BlackBerry has updated its mature IoT platform based on real-time OS QNX – which can be found in everything from cars to Cisco routers to nuclear power stations – and announced a new partnership with Intel.
The world isn’t exactly short of IoT platforms: a couple come out every week. Huawei’s lightweight open source OS LiteOS, using technology from British acquisition Neul, was unveiled recently, and can run in 10kb.
Last week Google announced Brillo, which builds on its (rather more expensive) Nest acquisition. Samsung has Tizen. Or you can roll your own.
QNX is a classic M2M offering, where it gained ground long before the Canadian phone company then known as RIM took it over in 2010. It powers a range of industrial and military equipment, but it’s in cars that it’s seen serious growth.

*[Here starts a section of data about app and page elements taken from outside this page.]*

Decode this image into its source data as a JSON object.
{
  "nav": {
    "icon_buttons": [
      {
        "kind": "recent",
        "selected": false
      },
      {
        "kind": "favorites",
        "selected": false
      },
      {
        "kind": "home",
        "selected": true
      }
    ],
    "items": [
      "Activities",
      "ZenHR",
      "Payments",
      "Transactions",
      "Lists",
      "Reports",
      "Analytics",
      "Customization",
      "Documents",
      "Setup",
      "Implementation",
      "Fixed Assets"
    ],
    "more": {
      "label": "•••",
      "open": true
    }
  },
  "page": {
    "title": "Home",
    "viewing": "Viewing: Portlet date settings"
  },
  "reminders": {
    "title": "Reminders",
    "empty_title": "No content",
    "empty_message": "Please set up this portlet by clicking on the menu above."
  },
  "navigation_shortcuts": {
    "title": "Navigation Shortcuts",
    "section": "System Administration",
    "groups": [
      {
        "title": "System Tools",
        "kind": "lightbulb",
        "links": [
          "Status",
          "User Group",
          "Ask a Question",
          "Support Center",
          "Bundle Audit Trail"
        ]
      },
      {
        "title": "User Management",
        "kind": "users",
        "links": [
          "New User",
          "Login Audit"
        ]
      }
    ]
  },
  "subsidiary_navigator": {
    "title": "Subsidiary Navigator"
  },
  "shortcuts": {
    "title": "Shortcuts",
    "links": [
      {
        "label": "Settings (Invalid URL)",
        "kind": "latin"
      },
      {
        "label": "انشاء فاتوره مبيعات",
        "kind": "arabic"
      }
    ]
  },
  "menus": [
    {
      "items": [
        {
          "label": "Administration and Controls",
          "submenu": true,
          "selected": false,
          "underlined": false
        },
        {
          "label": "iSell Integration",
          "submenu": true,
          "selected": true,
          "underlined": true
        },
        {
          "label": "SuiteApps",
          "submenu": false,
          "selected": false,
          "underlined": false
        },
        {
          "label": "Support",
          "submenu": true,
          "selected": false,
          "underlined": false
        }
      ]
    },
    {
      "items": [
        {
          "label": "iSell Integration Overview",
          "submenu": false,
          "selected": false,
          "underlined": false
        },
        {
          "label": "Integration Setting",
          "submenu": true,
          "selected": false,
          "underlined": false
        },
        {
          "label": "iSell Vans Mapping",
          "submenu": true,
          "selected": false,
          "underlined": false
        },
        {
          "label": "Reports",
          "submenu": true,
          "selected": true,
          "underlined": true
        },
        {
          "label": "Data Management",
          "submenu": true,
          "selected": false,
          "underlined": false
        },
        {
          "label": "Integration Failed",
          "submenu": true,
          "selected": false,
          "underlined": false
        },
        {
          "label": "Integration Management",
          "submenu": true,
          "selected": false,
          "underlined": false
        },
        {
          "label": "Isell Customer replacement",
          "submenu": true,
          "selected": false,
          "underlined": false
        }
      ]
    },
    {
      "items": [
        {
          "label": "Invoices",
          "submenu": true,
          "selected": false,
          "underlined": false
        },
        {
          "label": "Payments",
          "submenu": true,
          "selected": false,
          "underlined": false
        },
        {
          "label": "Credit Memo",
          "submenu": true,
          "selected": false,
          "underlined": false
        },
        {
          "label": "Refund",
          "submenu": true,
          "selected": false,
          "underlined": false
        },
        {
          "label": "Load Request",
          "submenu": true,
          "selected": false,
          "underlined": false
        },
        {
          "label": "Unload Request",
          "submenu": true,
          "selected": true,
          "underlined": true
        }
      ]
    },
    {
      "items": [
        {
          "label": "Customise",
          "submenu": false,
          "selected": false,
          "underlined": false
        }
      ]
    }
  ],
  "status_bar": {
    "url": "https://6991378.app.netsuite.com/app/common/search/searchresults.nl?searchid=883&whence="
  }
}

BlackBerry announced today the whole system can be downloaded, installed and rebooted over the air. With Intel, it will “accelerate development of technology used in infotainment systems, digital instrument clusters, and advanced driver assistance systems”, and showed off QNX running on Intel’s Atom.
It also announced a partnership with Certicom and showed off a new instrument panel design, stuffed into a Maserati.

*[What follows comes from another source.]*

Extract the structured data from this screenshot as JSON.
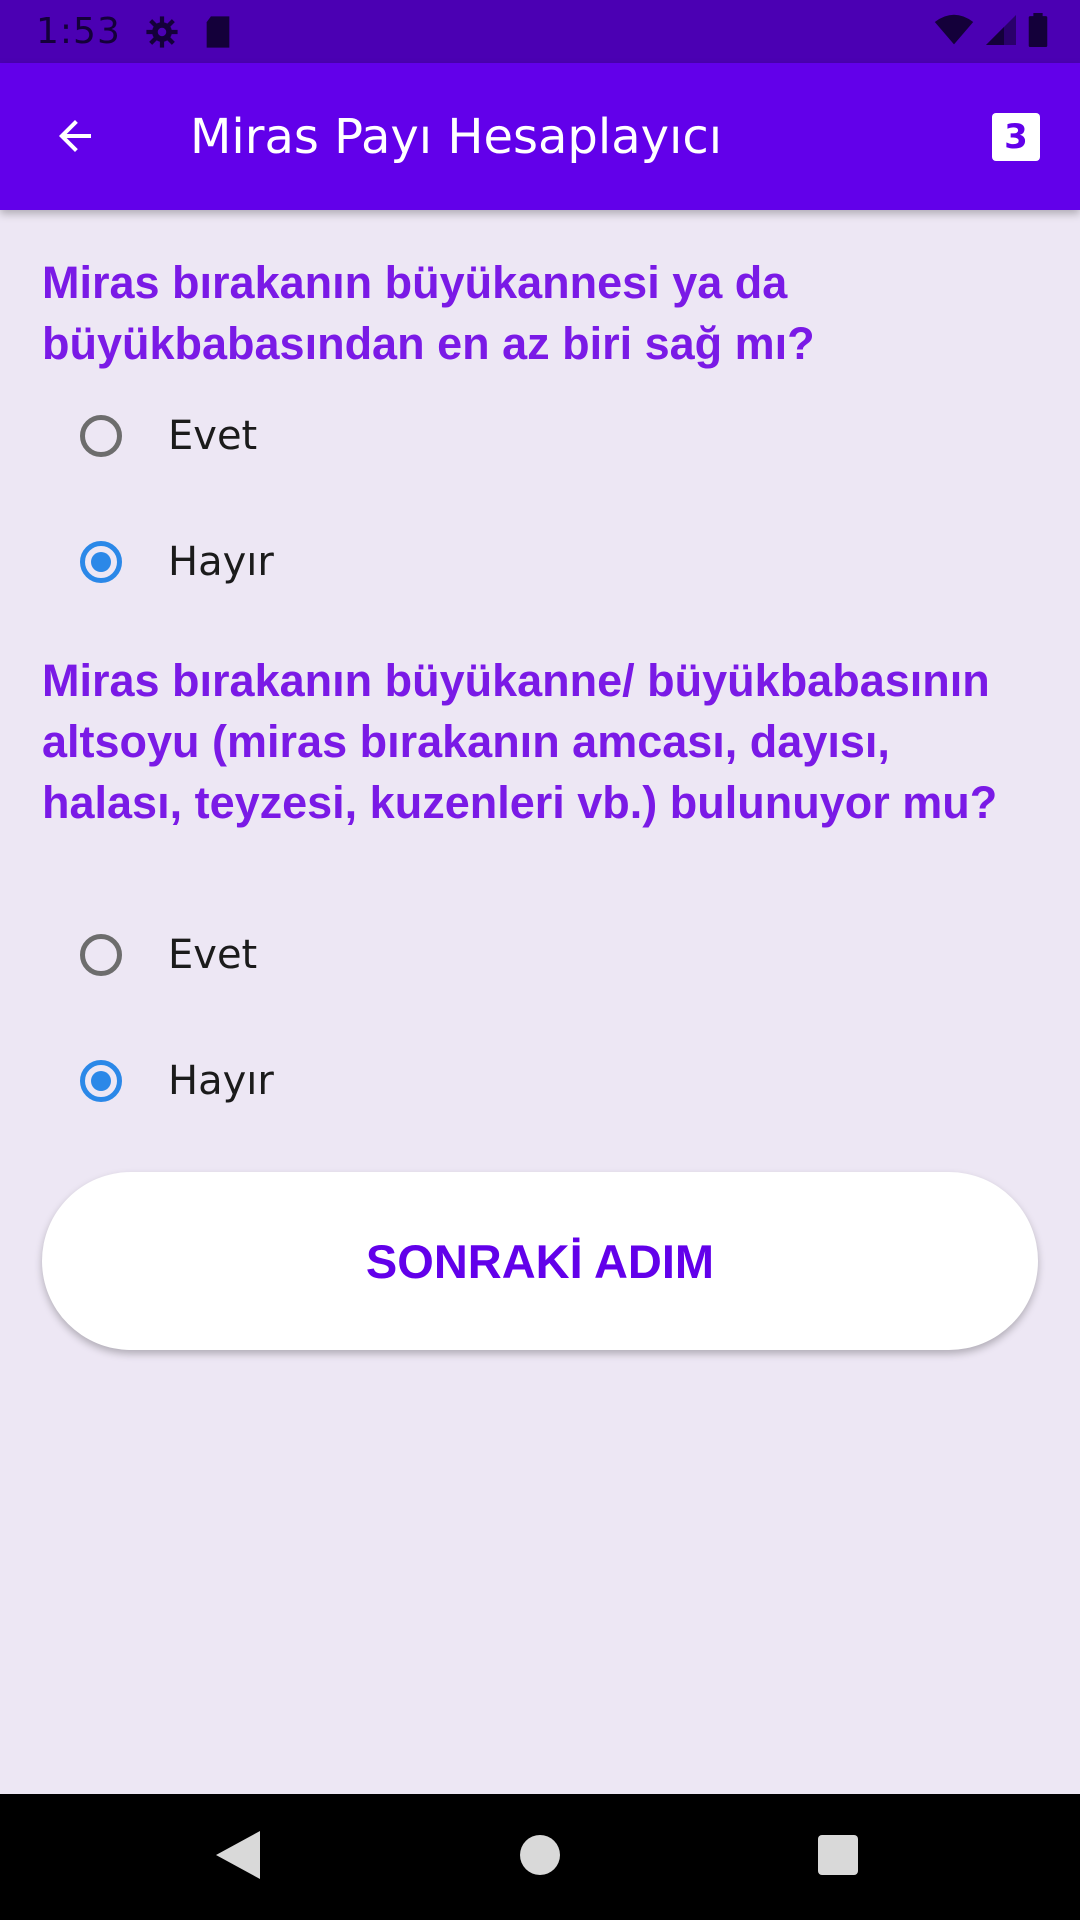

As well as this, BlackBerry announced the biggest update to its mobile OS since new devices appeared late last year. BlackBerry OS 10.3.2 includes anti-theft protection, as mandated by US law. This requires a new partition format, meaning you won’t be able to downgrade to 10.3.1 or lower once you’ve accepted the update. The Camera and Calendar are updated. But users looking for Wi-Fi calling – which lets you use the native phone and SMS apps even when there’s no signal – will need to wait for a future update.

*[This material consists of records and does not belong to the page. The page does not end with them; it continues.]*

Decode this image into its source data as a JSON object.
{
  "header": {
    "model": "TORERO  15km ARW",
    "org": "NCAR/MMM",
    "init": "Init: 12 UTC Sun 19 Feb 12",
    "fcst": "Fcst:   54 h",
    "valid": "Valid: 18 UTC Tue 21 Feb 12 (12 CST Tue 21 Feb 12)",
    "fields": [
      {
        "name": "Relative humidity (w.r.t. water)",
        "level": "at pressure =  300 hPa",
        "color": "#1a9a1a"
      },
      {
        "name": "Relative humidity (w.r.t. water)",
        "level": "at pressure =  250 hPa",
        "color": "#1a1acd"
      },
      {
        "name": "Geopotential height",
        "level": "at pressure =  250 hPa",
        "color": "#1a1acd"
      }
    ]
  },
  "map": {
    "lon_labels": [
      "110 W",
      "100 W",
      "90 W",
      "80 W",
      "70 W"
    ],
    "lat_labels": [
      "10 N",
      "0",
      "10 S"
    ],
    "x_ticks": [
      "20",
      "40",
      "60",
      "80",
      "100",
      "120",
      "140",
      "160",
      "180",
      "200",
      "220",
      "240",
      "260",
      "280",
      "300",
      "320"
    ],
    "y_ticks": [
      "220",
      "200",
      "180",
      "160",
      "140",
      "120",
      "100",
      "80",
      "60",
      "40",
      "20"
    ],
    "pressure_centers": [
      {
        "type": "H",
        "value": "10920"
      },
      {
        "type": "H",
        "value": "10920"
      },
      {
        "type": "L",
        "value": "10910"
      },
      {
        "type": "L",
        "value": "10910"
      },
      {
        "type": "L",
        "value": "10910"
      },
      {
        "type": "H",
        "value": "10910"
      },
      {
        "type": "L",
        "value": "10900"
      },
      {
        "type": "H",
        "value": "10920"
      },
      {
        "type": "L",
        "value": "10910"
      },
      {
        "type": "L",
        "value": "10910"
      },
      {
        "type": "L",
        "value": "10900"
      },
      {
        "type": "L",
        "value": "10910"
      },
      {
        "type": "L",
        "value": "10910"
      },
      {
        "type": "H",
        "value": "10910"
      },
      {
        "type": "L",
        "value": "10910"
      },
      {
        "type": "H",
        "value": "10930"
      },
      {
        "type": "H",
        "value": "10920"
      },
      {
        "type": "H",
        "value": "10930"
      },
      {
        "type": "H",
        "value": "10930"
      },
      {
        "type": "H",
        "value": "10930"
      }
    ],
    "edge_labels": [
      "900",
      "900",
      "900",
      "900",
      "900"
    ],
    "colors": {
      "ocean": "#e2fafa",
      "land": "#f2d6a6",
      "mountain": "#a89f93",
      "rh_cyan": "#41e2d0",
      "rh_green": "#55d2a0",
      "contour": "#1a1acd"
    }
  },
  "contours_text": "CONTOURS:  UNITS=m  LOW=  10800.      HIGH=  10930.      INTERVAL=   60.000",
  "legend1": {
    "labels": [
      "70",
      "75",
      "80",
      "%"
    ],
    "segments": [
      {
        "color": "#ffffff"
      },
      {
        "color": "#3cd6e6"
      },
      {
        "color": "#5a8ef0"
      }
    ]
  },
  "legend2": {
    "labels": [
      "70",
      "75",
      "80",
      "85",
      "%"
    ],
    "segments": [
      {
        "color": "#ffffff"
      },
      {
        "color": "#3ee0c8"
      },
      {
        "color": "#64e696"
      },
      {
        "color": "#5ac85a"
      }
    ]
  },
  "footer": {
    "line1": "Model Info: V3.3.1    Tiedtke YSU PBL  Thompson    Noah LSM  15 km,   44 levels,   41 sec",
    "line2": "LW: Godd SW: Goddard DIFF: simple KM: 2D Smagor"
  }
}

There’s also a new version of Blend, which is a kind of secure widescreen portal app that uses a BlackBerry phone as the gateway and runs on Windows, Mac or tablets. The phone can be in another part of the world. ®